Speechless has also focused much attention on a topic never properly discussed in cinema and television: the disabled need for independence. Films and TV series often avoid this topic by telling stories of able-bodied characters whose independence is threatened by disability, with the implication that being disabled and being independent are mutually exclusive. Season One’s last four episodes all examine JJ’s need for independence, starting with the simple desire to get from A to B without waiting for someone’s else’s availability. Dylan and Ray soon ask if they’ll be responsible for JJ’s well-being after their parents die, and it isn’t until Maya sees a disabled man like JJ driving a car, having a girlfriend and being productive that she believes JJ can do it. These moments are painfully relevant to anyone growing up disabled. My mother is the most supportive person I know, but even she took a lot of convincing from me that I would be able to live by myself. It wasn’t that she didn’t think I could, but as the show reiterates, it’s the chronic, systemic mentality of the able-bodied that disabled people need protection.

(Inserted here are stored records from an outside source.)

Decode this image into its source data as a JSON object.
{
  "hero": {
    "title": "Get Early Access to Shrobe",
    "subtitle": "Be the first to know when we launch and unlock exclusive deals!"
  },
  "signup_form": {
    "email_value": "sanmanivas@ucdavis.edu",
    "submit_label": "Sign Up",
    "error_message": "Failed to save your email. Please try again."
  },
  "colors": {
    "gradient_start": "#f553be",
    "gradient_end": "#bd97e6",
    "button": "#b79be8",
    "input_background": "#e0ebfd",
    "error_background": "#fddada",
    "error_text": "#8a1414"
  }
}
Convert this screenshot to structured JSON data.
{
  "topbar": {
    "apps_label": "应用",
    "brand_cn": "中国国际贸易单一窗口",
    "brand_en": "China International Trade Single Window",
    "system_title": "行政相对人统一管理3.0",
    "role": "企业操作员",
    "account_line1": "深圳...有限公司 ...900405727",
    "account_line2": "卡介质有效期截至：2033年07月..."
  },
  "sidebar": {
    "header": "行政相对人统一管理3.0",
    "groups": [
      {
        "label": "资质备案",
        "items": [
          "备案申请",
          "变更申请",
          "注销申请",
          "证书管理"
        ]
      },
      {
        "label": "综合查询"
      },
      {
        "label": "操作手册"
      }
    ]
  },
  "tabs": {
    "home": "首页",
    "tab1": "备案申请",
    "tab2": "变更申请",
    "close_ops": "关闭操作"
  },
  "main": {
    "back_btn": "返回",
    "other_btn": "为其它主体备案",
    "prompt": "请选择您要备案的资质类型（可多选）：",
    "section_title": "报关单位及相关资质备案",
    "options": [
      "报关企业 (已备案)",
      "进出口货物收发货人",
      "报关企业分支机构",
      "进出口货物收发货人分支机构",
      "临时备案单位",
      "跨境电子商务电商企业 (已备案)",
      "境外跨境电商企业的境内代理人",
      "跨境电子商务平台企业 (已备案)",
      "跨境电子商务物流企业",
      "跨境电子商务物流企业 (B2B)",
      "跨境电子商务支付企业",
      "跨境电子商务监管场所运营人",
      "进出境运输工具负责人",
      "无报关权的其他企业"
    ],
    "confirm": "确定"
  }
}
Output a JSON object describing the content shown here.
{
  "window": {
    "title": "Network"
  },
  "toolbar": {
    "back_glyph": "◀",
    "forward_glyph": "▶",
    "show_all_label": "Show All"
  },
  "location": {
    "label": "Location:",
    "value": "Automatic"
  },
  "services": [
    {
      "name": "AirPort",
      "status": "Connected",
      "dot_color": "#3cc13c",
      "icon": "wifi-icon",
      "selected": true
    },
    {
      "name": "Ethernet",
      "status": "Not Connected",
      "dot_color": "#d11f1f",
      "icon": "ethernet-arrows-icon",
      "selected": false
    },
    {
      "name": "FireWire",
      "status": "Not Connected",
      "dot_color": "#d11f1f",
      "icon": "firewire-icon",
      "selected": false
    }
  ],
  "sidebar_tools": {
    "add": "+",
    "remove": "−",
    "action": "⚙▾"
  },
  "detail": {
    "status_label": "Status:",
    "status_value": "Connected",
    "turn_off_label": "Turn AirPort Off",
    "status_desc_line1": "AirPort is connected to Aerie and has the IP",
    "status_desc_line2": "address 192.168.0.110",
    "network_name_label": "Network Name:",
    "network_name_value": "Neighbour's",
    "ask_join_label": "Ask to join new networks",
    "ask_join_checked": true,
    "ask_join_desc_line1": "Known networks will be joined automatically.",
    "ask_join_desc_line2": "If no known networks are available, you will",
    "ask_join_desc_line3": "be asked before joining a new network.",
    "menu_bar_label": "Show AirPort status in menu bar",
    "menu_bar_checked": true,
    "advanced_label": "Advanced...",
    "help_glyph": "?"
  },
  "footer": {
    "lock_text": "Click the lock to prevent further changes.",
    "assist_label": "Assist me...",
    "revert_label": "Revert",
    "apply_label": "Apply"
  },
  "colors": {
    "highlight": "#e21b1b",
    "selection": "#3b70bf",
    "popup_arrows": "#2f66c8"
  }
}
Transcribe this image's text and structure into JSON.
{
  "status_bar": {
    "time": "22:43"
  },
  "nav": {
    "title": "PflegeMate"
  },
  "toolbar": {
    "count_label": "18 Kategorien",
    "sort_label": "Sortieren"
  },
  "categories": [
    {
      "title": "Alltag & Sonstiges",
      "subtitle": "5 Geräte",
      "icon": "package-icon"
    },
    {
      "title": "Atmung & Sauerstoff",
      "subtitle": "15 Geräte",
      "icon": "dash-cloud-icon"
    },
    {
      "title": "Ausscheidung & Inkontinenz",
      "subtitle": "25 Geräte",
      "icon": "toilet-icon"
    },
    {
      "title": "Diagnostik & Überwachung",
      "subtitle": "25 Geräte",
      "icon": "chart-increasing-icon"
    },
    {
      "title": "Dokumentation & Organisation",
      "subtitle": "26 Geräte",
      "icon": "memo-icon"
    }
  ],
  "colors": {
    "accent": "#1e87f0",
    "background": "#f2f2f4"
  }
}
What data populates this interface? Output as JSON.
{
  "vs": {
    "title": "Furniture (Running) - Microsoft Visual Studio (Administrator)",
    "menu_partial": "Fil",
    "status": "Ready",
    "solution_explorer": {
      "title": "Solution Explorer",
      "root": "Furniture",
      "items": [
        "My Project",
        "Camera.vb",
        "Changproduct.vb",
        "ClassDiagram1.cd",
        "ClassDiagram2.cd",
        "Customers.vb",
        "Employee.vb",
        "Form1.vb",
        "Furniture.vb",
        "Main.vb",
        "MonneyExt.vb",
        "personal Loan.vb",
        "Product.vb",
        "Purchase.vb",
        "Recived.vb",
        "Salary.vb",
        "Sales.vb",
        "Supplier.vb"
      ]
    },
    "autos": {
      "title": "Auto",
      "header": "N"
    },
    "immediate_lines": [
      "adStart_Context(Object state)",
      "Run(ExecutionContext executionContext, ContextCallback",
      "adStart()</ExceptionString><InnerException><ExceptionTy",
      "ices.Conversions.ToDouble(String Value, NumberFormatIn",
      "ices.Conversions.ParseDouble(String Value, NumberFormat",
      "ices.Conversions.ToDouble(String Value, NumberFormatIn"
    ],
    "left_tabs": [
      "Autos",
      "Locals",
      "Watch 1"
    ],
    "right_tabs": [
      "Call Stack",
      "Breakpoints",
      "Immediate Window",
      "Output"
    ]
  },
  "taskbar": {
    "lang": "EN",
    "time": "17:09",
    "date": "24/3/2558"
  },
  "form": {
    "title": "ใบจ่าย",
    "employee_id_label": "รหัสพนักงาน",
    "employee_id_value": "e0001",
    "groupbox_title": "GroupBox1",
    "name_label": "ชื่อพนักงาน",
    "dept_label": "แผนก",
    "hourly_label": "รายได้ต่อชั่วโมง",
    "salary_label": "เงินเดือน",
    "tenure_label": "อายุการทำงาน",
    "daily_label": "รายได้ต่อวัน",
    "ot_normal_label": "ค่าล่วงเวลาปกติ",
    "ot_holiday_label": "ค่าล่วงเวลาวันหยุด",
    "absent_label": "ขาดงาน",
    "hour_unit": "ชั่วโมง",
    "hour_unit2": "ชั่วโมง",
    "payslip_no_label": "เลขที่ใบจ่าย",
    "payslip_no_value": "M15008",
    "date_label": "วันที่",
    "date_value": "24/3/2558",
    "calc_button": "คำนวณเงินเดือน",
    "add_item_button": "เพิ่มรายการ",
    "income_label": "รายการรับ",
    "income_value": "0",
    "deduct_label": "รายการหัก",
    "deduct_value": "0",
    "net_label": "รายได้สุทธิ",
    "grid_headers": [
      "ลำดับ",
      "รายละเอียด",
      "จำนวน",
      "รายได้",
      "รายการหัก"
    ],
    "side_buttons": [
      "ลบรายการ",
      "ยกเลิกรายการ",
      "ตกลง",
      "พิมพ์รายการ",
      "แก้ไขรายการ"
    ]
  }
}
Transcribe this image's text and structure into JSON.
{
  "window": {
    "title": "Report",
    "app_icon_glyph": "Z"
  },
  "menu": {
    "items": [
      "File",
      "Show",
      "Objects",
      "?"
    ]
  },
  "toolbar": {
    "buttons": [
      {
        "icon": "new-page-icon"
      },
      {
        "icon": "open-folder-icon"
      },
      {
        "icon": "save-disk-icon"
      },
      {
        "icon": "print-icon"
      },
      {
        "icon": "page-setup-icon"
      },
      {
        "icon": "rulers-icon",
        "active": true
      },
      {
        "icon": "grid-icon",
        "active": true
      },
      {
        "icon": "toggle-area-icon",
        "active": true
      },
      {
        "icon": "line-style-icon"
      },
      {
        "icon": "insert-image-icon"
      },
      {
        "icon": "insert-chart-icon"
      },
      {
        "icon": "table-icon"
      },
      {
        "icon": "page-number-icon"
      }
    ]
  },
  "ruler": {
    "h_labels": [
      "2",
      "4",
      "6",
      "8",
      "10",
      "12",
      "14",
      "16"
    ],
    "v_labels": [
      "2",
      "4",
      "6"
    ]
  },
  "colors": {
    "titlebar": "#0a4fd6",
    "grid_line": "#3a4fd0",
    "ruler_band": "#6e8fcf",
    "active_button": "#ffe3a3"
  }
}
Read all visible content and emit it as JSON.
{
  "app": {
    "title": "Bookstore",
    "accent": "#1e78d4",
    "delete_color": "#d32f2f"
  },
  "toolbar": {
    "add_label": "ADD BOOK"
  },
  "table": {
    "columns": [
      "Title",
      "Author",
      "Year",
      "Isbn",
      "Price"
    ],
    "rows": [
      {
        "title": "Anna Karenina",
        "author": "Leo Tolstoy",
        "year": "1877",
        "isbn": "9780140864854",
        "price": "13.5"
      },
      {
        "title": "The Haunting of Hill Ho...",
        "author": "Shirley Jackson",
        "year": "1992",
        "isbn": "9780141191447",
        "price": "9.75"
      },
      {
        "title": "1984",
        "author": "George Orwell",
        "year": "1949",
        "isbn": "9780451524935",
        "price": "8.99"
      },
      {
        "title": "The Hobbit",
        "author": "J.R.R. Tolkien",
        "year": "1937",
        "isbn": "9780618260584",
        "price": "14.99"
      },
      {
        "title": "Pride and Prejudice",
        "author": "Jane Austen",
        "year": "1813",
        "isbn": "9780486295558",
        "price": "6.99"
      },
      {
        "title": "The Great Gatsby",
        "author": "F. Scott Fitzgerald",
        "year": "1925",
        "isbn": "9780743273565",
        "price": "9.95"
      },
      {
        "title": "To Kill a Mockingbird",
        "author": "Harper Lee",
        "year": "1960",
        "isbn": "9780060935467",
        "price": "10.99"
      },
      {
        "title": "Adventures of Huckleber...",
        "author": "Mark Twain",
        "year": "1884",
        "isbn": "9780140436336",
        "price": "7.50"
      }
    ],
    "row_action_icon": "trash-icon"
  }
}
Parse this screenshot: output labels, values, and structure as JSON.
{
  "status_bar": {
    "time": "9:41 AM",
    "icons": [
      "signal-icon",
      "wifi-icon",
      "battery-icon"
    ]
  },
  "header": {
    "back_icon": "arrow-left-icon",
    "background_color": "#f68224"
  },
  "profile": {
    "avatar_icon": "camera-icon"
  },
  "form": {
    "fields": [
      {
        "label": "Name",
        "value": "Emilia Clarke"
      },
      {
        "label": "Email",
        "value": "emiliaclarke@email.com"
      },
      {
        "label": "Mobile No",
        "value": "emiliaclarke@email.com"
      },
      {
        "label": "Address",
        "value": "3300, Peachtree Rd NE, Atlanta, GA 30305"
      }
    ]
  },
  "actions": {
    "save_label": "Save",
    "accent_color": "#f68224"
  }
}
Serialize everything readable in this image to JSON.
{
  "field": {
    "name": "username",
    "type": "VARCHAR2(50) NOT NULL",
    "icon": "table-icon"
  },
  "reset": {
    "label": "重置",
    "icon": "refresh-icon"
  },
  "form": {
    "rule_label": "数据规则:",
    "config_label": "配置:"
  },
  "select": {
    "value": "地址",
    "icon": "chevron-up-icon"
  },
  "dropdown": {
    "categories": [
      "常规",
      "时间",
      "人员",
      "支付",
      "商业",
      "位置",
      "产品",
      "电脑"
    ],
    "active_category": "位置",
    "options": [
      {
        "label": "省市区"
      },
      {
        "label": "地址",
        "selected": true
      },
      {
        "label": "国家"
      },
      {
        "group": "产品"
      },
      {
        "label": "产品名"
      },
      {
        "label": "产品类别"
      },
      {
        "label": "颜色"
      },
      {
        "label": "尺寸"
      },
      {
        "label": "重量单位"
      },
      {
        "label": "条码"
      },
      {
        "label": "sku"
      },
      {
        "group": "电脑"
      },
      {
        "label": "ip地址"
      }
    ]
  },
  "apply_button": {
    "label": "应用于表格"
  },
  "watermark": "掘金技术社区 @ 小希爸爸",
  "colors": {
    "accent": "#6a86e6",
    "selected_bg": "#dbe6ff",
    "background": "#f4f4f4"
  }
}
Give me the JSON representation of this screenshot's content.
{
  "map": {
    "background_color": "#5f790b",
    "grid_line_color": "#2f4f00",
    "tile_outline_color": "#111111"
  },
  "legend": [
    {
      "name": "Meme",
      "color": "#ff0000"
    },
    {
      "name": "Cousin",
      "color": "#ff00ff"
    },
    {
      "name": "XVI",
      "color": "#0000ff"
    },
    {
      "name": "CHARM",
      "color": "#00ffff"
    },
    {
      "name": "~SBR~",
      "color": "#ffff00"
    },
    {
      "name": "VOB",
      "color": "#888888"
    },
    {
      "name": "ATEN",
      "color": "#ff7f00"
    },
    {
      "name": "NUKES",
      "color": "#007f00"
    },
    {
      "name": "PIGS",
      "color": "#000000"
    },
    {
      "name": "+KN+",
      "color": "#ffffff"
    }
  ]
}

As with privilege in all its forms, even the most encouraging parent has to deal with their own able-bodied bias—and yet, this arc also touches upon the anxiety shared by all parents when their children inevitably grow up.
Speechless makes me laugh, and even more often, it makes me think—about how others see me and how I see myself. I hate the need to “educate” others about disability, and hopefully Speechless goes on to remind audiences that there should be no distinctions when it comes to how to treat a disabled person. I’ve been fortunate to hear from many friends that they never thought to think about certain things until Speechless presented it to them, and that’s why it’s a TV series that everyone should be watching.
Season Two of Speechless premieres tonight at 8:30 p.m. on ABC.